Football depends on skills of the players, yes, but it’s mostly about game strategy as a whole. Depending on how the game goes, plays and tactics may change, but the overall game is the same. A football team’s equipment only matters to a point. 

If a person or a company marketed themselves solely on “social media strategy,” they’re basically marketing themselves as the equivalent of the equipment manager for the Detroit Lions.

Don’t get me wrong — social media can be an important part of a healthy communication strategy. But it can not, and should not, be solely relied upon. It is important to know that “social media” is not a verb, but rather an ever-changing collection of tools. Tools are not strategy. Tools aren’t even tactics, they’re a means to deliver them. A true strategist knows the difference. If a person or a company marketed themselves solely on “social media strategy,” they’re basically marketing themselves as the equivalent of the equipment manager for the Detroit Lions.

That is why Text on Fire™ doesn’t “do social media.” Been there, done that — got plenty of redundant conference lanyards. What we do do is help small businesses, agencies, associations, and even large corporations develop and deliver the right messages to the right people, the right way. Those ways may include “social media,” but not exclusively. Everything is contingent on a company and its overall goals. Our goal is to assist those businesses by strategic consulting, and creating enticing content that engages the customer, converts to sales, and leaves a lasting impression. 

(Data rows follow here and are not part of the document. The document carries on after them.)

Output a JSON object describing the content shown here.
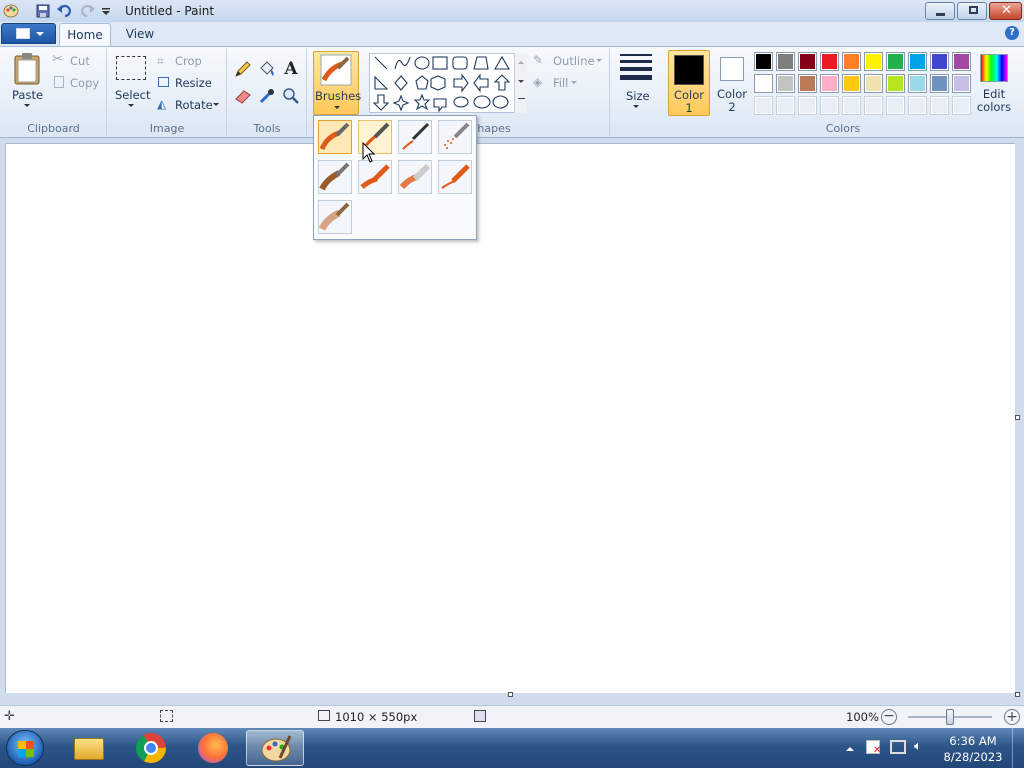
{
  "window": {
    "title": "Untitled - Paint"
  },
  "tabs": [
    {
      "label": "Home"
    },
    {
      "label": "View"
    }
  ],
  "clipboard": {
    "paste": "Paste",
    "cut": "Cut",
    "copy": "Copy",
    "group": "Clipboard"
  },
  "image": {
    "select": "Select",
    "crop": "Crop",
    "resize": "Resize",
    "rotate": "Rotate",
    "group": "Image"
  },
  "tools": {
    "group": "Tools"
  },
  "brushes": {
    "label": "Brushes"
  },
  "shapes": {
    "group": "hapes",
    "outline": "Outline",
    "fill": "Fill"
  },
  "size": {
    "label": "Size"
  },
  "colors": {
    "color1": "Color 1",
    "color2": "Color 2",
    "edit": "Edit colors",
    "group": "Colors",
    "row1": [
      "#000000",
      "#7f7f7f",
      "#880015",
      "#ed1c24",
      "#ff7f27",
      "#fff200",
      "#22b14c",
      "#00a2e8",
      "#3f48cc",
      "#a349a4"
    ],
    "row2": [
      "#ffffff",
      "#c3c3c3",
      "#b97a57",
      "#ffaec9",
      "#ffc90e",
      "#efe4b0",
      "#b5e61d",
      "#99d9ea",
      "#7092be",
      "#c8bfe7"
    ],
    "current1": "#000000",
    "current2": "#ffffff"
  },
  "status": {
    "dimensions": "1010 × 550px",
    "zoom": "100%"
  },
  "clock": {
    "time": "6:36 AM",
    "date": "8/28/2023"
  }
}
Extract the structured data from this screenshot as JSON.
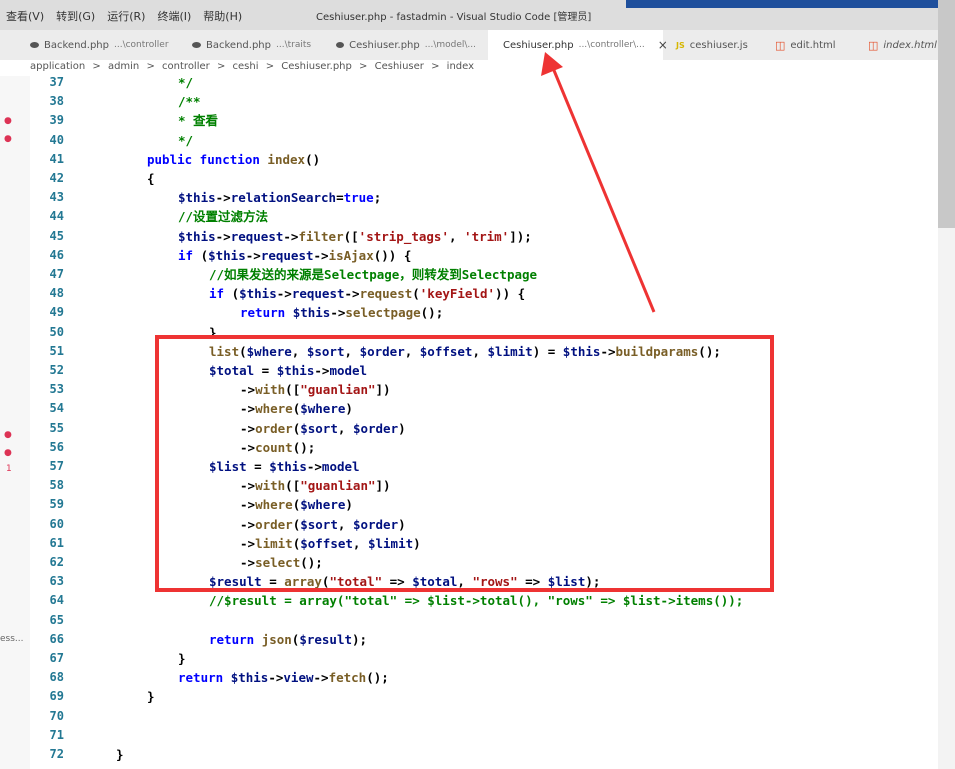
{
  "menubar": {
    "items": [
      "查看(V)",
      "转到(G)",
      "运行(R)",
      "终端(I)",
      "帮助(H)"
    ],
    "window_title": "Ceshiuser.php - fastadmin - Visual Studio Code [管理员]"
  },
  "tabs": [
    {
      "name": "Backend.php",
      "desc": "...\\controller",
      "icon": "php-icon"
    },
    {
      "name": "Backend.php",
      "desc": "...\\traits",
      "icon": "php-icon"
    },
    {
      "name": "Ceshiuser.php",
      "desc": "...\\model\\...",
      "icon": "php-icon"
    },
    {
      "name": "Ceshiuser.php",
      "desc": "...\\controller\\...",
      "icon": "php-icon",
      "active": true,
      "close": "×"
    },
    {
      "name": "ceshiuser.js",
      "desc": "",
      "icon": "js-icon",
      "badge": "JS"
    },
    {
      "name": "edit.html",
      "desc": "",
      "icon": "html-icon"
    },
    {
      "name": "index.html",
      "desc": "",
      "icon": "html-icon",
      "italic": true
    }
  ],
  "breadcrumb": [
    "application",
    ">",
    "admin",
    ">",
    "controller",
    ">",
    "ceshi",
    ">",
    "Ceshiuser.php",
    ">",
    "Ceshiuser",
    ">",
    "index"
  ],
  "code_lines": [
    {
      "n": "37",
      "indent": 3,
      "parts": [
        [
          "cm",
          "*/"
        ]
      ]
    },
    {
      "n": "38",
      "indent": 3,
      "parts": [
        [
          "cm",
          "/**"
        ]
      ]
    },
    {
      "n": "39",
      "indent": 3,
      "parts": [
        [
          "cm",
          "* 查看"
        ]
      ]
    },
    {
      "n": "40",
      "indent": 3,
      "parts": [
        [
          "cm",
          "*/"
        ]
      ]
    },
    {
      "n": "41",
      "indent": 2,
      "parts": [
        [
          "kw",
          "public function "
        ],
        [
          "fn",
          "index"
        ],
        [
          "pl",
          "()"
        ]
      ]
    },
    {
      "n": "42",
      "indent": 2,
      "parts": [
        [
          "pl",
          "{"
        ]
      ]
    },
    {
      "n": "43",
      "indent": 3,
      "parts": [
        [
          "var",
          "$this"
        ],
        [
          "pl",
          "->"
        ],
        [
          "var",
          "relationSearch"
        ],
        [
          "pl",
          "="
        ],
        [
          "kw",
          "true"
        ],
        [
          "pl",
          ";"
        ]
      ]
    },
    {
      "n": "44",
      "indent": 3,
      "parts": [
        [
          "cm",
          "//设置过滤方法"
        ]
      ]
    },
    {
      "n": "45",
      "indent": 3,
      "parts": [
        [
          "var",
          "$this"
        ],
        [
          "pl",
          "->"
        ],
        [
          "var",
          "request"
        ],
        [
          "pl",
          "->"
        ],
        [
          "fn",
          "filter"
        ],
        [
          "pl",
          "(["
        ],
        [
          "str",
          "'strip_tags'"
        ],
        [
          "pl",
          ", "
        ],
        [
          "str",
          "'trim'"
        ],
        [
          "pl",
          "]);"
        ]
      ]
    },
    {
      "n": "46",
      "indent": 3,
      "parts": [
        [
          "kw",
          "if "
        ],
        [
          "pl",
          "("
        ],
        [
          "var",
          "$this"
        ],
        [
          "pl",
          "->"
        ],
        [
          "var",
          "request"
        ],
        [
          "pl",
          "->"
        ],
        [
          "fn",
          "isAjax"
        ],
        [
          "pl",
          "()) {"
        ]
      ]
    },
    {
      "n": "47",
      "indent": 4,
      "parts": [
        [
          "cm",
          "//如果发送的来源是Selectpage，则转发到Selectpage"
        ]
      ]
    },
    {
      "n": "48",
      "indent": 4,
      "parts": [
        [
          "kw",
          "if "
        ],
        [
          "pl",
          "("
        ],
        [
          "var",
          "$this"
        ],
        [
          "pl",
          "->"
        ],
        [
          "var",
          "request"
        ],
        [
          "pl",
          "->"
        ],
        [
          "fn",
          "request"
        ],
        [
          "pl",
          "("
        ],
        [
          "str",
          "'keyField'"
        ],
        [
          "pl",
          ")) {"
        ]
      ]
    },
    {
      "n": "49",
      "indent": 5,
      "parts": [
        [
          "kw",
          "return "
        ],
        [
          "var",
          "$this"
        ],
        [
          "pl",
          "->"
        ],
        [
          "fn",
          "selectpage"
        ],
        [
          "pl",
          "();"
        ]
      ]
    },
    {
      "n": "50",
      "indent": 4,
      "parts": [
        [
          "pl",
          "}"
        ]
      ]
    },
    {
      "n": "51",
      "indent": 4,
      "parts": [
        [
          "fn",
          "list"
        ],
        [
          "pl",
          "("
        ],
        [
          "var",
          "$where"
        ],
        [
          "pl",
          ", "
        ],
        [
          "var",
          "$sort"
        ],
        [
          "pl",
          ", "
        ],
        [
          "var",
          "$order"
        ],
        [
          "pl",
          ", "
        ],
        [
          "var",
          "$offset"
        ],
        [
          "pl",
          ", "
        ],
        [
          "var",
          "$limit"
        ],
        [
          "pl",
          ") = "
        ],
        [
          "var",
          "$this"
        ],
        [
          "pl",
          "->"
        ],
        [
          "fn",
          "buildparams"
        ],
        [
          "pl",
          "();"
        ]
      ]
    },
    {
      "n": "52",
      "indent": 4,
      "parts": [
        [
          "var",
          "$total"
        ],
        [
          "pl",
          " = "
        ],
        [
          "var",
          "$this"
        ],
        [
          "pl",
          "->"
        ],
        [
          "var",
          "model"
        ]
      ]
    },
    {
      "n": "53",
      "indent": 5,
      "parts": [
        [
          "pl",
          "->"
        ],
        [
          "fn",
          "with"
        ],
        [
          "pl",
          "(["
        ],
        [
          "str",
          "\"guanlian\""
        ],
        [
          "pl",
          "])"
        ]
      ]
    },
    {
      "n": "54",
      "indent": 5,
      "parts": [
        [
          "pl",
          "->"
        ],
        [
          "fn",
          "where"
        ],
        [
          "pl",
          "("
        ],
        [
          "var",
          "$where"
        ],
        [
          "pl",
          ")"
        ]
      ]
    },
    {
      "n": "55",
      "indent": 5,
      "parts": [
        [
          "pl",
          "->"
        ],
        [
          "fn",
          "order"
        ],
        [
          "pl",
          "("
        ],
        [
          "var",
          "$sort"
        ],
        [
          "pl",
          ", "
        ],
        [
          "var",
          "$order"
        ],
        [
          "pl",
          ")"
        ]
      ]
    },
    {
      "n": "56",
      "indent": 5,
      "parts": [
        [
          "pl",
          "->"
        ],
        [
          "fn",
          "count"
        ],
        [
          "pl",
          "();"
        ]
      ]
    },
    {
      "n": "57",
      "indent": 4,
      "parts": [
        [
          "var",
          "$list"
        ],
        [
          "pl",
          " = "
        ],
        [
          "var",
          "$this"
        ],
        [
          "pl",
          "->"
        ],
        [
          "var",
          "model"
        ]
      ]
    },
    {
      "n": "58",
      "indent": 5,
      "parts": [
        [
          "pl",
          "->"
        ],
        [
          "fn",
          "with"
        ],
        [
          "pl",
          "(["
        ],
        [
          "str",
          "\"guanlian\""
        ],
        [
          "pl",
          "])"
        ]
      ]
    },
    {
      "n": "59",
      "indent": 5,
      "parts": [
        [
          "pl",
          "->"
        ],
        [
          "fn",
          "where"
        ],
        [
          "pl",
          "("
        ],
        [
          "var",
          "$where"
        ],
        [
          "pl",
          ")"
        ]
      ]
    },
    {
      "n": "60",
      "indent": 5,
      "parts": [
        [
          "pl",
          "->"
        ],
        [
          "fn",
          "order"
        ],
        [
          "pl",
          "("
        ],
        [
          "var",
          "$sort"
        ],
        [
          "pl",
          ", "
        ],
        [
          "var",
          "$order"
        ],
        [
          "pl",
          ")"
        ]
      ]
    },
    {
      "n": "61",
      "indent": 5,
      "parts": [
        [
          "pl",
          "->"
        ],
        [
          "fn",
          "limit"
        ],
        [
          "pl",
          "("
        ],
        [
          "var",
          "$offset"
        ],
        [
          "pl",
          ", "
        ],
        [
          "var",
          "$limit"
        ],
        [
          "pl",
          ")"
        ]
      ]
    },
    {
      "n": "62",
      "indent": 5,
      "parts": [
        [
          "pl",
          "->"
        ],
        [
          "fn",
          "select"
        ],
        [
          "pl",
          "();"
        ]
      ]
    },
    {
      "n": "63",
      "indent": 4,
      "parts": [
        [
          "var",
          "$result"
        ],
        [
          "pl",
          " = "
        ],
        [
          "fn",
          "array"
        ],
        [
          "pl",
          "("
        ],
        [
          "str",
          "\"total\""
        ],
        [
          "pl",
          " => "
        ],
        [
          "var",
          "$total"
        ],
        [
          "pl",
          ", "
        ],
        [
          "str",
          "\"rows\""
        ],
        [
          "pl",
          " => "
        ],
        [
          "var",
          "$list"
        ],
        [
          "pl",
          ");"
        ]
      ]
    },
    {
      "n": "64",
      "indent": 4,
      "parts": [
        [
          "cm",
          "//$result = array(\"total\" => $list->total(), \"rows\" => $list->items());"
        ]
      ]
    },
    {
      "n": "65",
      "indent": 0,
      "parts": []
    },
    {
      "n": "66",
      "indent": 4,
      "parts": [
        [
          "kw",
          "return "
        ],
        [
          "fn",
          "json"
        ],
        [
          "pl",
          "("
        ],
        [
          "var",
          "$result"
        ],
        [
          "pl",
          ");"
        ]
      ]
    },
    {
      "n": "67",
      "indent": 3,
      "parts": [
        [
          "pl",
          "}"
        ]
      ]
    },
    {
      "n": "68",
      "indent": 3,
      "parts": [
        [
          "kw",
          "return "
        ],
        [
          "var",
          "$this"
        ],
        [
          "pl",
          "->"
        ],
        [
          "var",
          "view"
        ],
        [
          "pl",
          "->"
        ],
        [
          "fn",
          "fetch"
        ],
        [
          "pl",
          "();"
        ]
      ]
    },
    {
      "n": "69",
      "indent": 2,
      "parts": [
        [
          "pl",
          "}"
        ]
      ]
    },
    {
      "n": "70",
      "indent": 0,
      "parts": []
    },
    {
      "n": "71",
      "indent": 0,
      "parts": []
    },
    {
      "n": "72",
      "indent": 1,
      "parts": [
        [
          "pl",
          "}"
        ]
      ]
    }
  ],
  "left_markers": [
    "1",
    "ess..."
  ],
  "colors": {
    "highlight": "#ee3333",
    "arrow": "#ee3333",
    "title_blue": "#1e4f9c"
  }
}
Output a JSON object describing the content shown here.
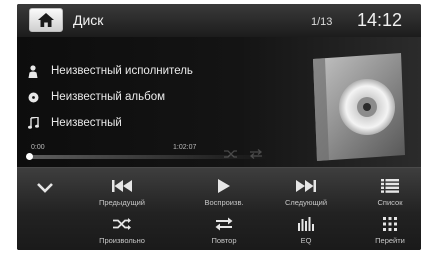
{
  "header": {
    "title": "Диск",
    "track_counter": "1/13",
    "clock": "14:12"
  },
  "track": {
    "artist": "Неизвестный исполнитель",
    "album": "Неизвестный альбом",
    "song": "Неизвестный",
    "time_elapsed": "0:00",
    "time_total": "1:02:07",
    "progress": 0.0
  },
  "controls": {
    "prev_label": "Предыдущий",
    "play_label": "Воспроизв.",
    "next_label": "Следующий",
    "list_label": "Список",
    "shuffle_label": "Произвольно",
    "repeat_label": "Повтор",
    "eq_label": "EQ",
    "goto_label": "Перейти"
  },
  "icons": {
    "home": "home-icon",
    "artist": "person-icon",
    "album": "disc-icon",
    "song": "music-note-icon",
    "collapse": "chevron-down-icon",
    "prev": "skip-previous-icon",
    "play": "play-icon",
    "next": "skip-next-icon",
    "list": "list-icon",
    "shuffle": "shuffle-icon",
    "repeat": "repeat-icon",
    "eq": "equalizer-icon",
    "goto": "grid-icon"
  },
  "colors": {
    "background": "#101010",
    "text": "#eaeaea",
    "label": "#c8c8c8"
  }
}
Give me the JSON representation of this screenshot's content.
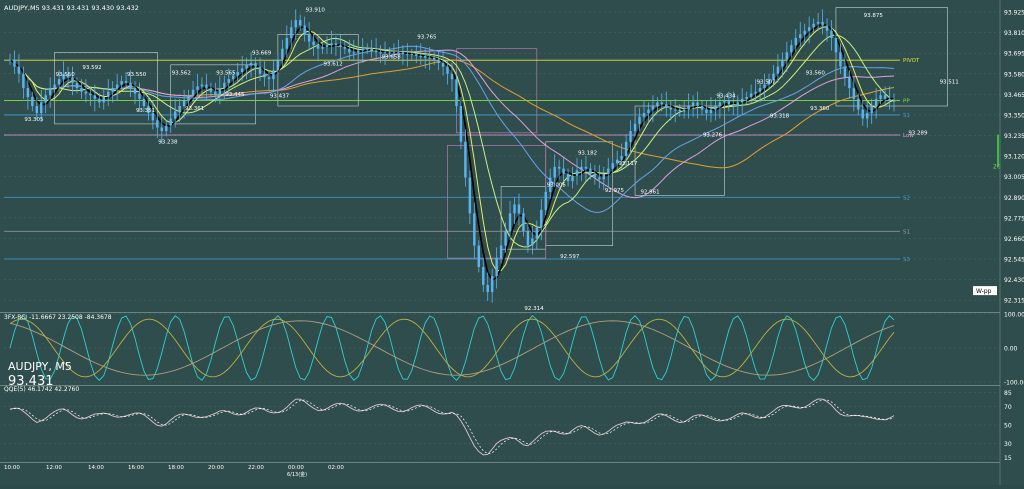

Stacy Lukasavitz Steele, Principal of Text on Fire Communications™

Stacy Lukasavitz Steele is the multi-disciplined writer behind Text on Fire Communications™. Formerly known online as “that damned redhead,” this seasoned digital strategist and analyst has been setting fire to the interwebs for over 20 years in one capacity or another. She takes the English language much more seriously than she takes herself, but must warn you that the stereotypes about redheads are true. She is passionate about helping brands find their voice and delivering the right messages to the right people. If you’re a cool company looking for some hot copy, you’re in the right place. Drop her a line via the contact form

Nothing is “very unique.”

Nothing is “very unique.”

I love language. As a writer, it’s basically a prerequisite. Therefore, it should surprise no one that it bothers me to no end when people use words incorrectly. One of my biggest pet peeves is when people abuse the word unique. 

Abuse of the word unique is rampant on television singing competitions like The Voice. You’ll often hear a judge say something to a singer like, “Your voice is very unique.” 

Here’s the thing: The very definition of the word “unique” is that something is original. Unlike anything else. Here’s what Dictionary.com says:

The word “unique” never needs, nor should ever have, a modifier or an adjective. It’s unnecessary. Something is either unique, or it’s not. There’s no in between. 

If you’re struggling for a word that’s kind of like unique, there’s always thesaurus.com, which lists other options that aren’t quite, well . . . unique. 

Different. Exclusive. Particular. Rare. Uncommon. Incomparable. Take your pick.

Please don’t abuse unique. Abuse of the word unique nulls and voids its very definition, and makes you sound like an idiot. A common idiot, not a unique one.


Stacy Lukasavitz Steele, Principal of Text on Fire Communications™

Stacy Lukasavitz Steele is the multi-disciplined writer behind Text on Fire Communications™. Formerly known online as “that damned redhead,” this seasoned digital strategist and analyst has been setting fire to the interwebs for over 20 years in one capacity or another. She takes the English language much more seriously than she takes herself, but must warn you that the stereotypes about redheads are true. She is passionate about helping brands find their voice and delivering the right messages to the right people. If you’re a cool company looking for some hot copy, you’re in the right place. Drop her a line via the contact form